I listen to an audio book for distraction, empty the bin into the wheelie, lob the wine bottles into the glass bin, the empty ones, of course. I think about supper. Good lord girl, its miles till supper! I know, I know, I snap back but this day has lasted a whole week and I am bored of Time and her achingly ponderous walk, as if she’s in trudge mode too. Next door my young neighbour is busy with planks and angle grinders. He is doing up the kitchen or the somewhere inside the house and he is positive and occupied and productive. As you were once, says Goody Two Shoes. I sigh. I remember. I also remember wishing I wasn’t any of those things but could, instead, sit for a long while watching a sunset or a bird or the grass grow. How strange is this life, so full of care etc etc. Used to be my favourite poem. Nowadays my poems of choice are on loss and loneliness, empty days and long. sleepless nights. Perhaps I need a poetry rethink.
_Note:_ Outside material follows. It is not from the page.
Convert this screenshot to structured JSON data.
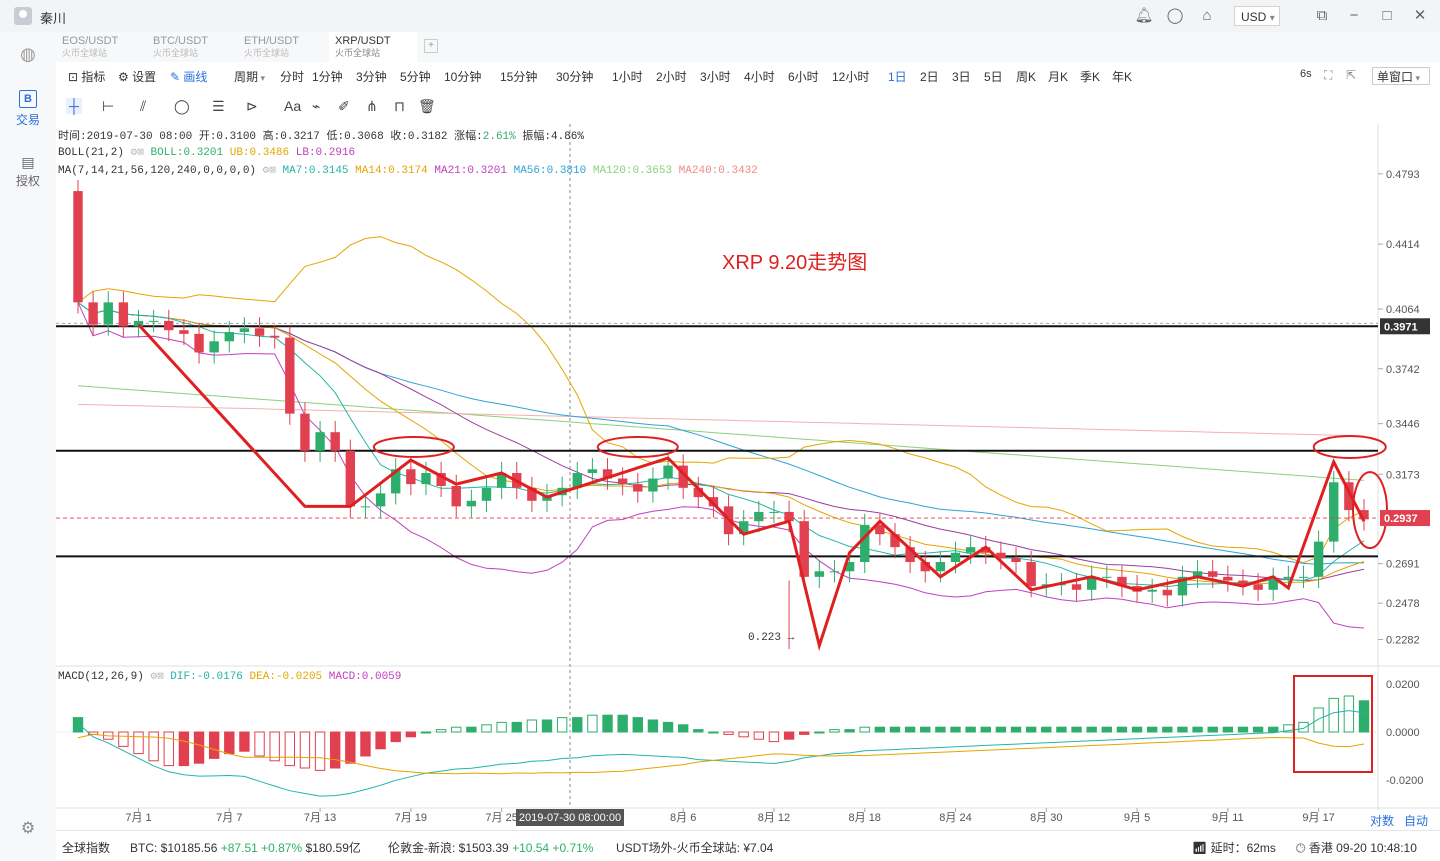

I know that days like these come unbidden and unsought, that they blindside me and that I am always ill prepared for their assault. I know I have to get through them and that they will, like all things, pass. I imagine I am stronger, have grown in some way because of them but it sure doesn’t feel like it at the time. Acknowledging that I am only a newish widow, lonely, looking back on my life and the mistakes I now regret, is key. The judges are there and probably always will be but they will fade if invited in for that chat, or so the books tell me. I am not sure I can trust myself to be civil, however. What will they look like? My mother? My husband? That crow of a teacher who decided I was the devil in a frock? Probably all three and others too who helped me feel I was never enough. How does anyone converse with such a group without losing their cool? I don’t have an answer for that, not yet, maybe I never will. But wait……maybe I just let them in, pour them tea, sit them down and let them have their say. Once the tonguing is done, perhaps I rise with dignity, smile and show them out, saying not one word.
Yes, that’s what I will do. Let them think what they like. They think they know me but they don’t, not as I do. I check my brain. It’s asleep.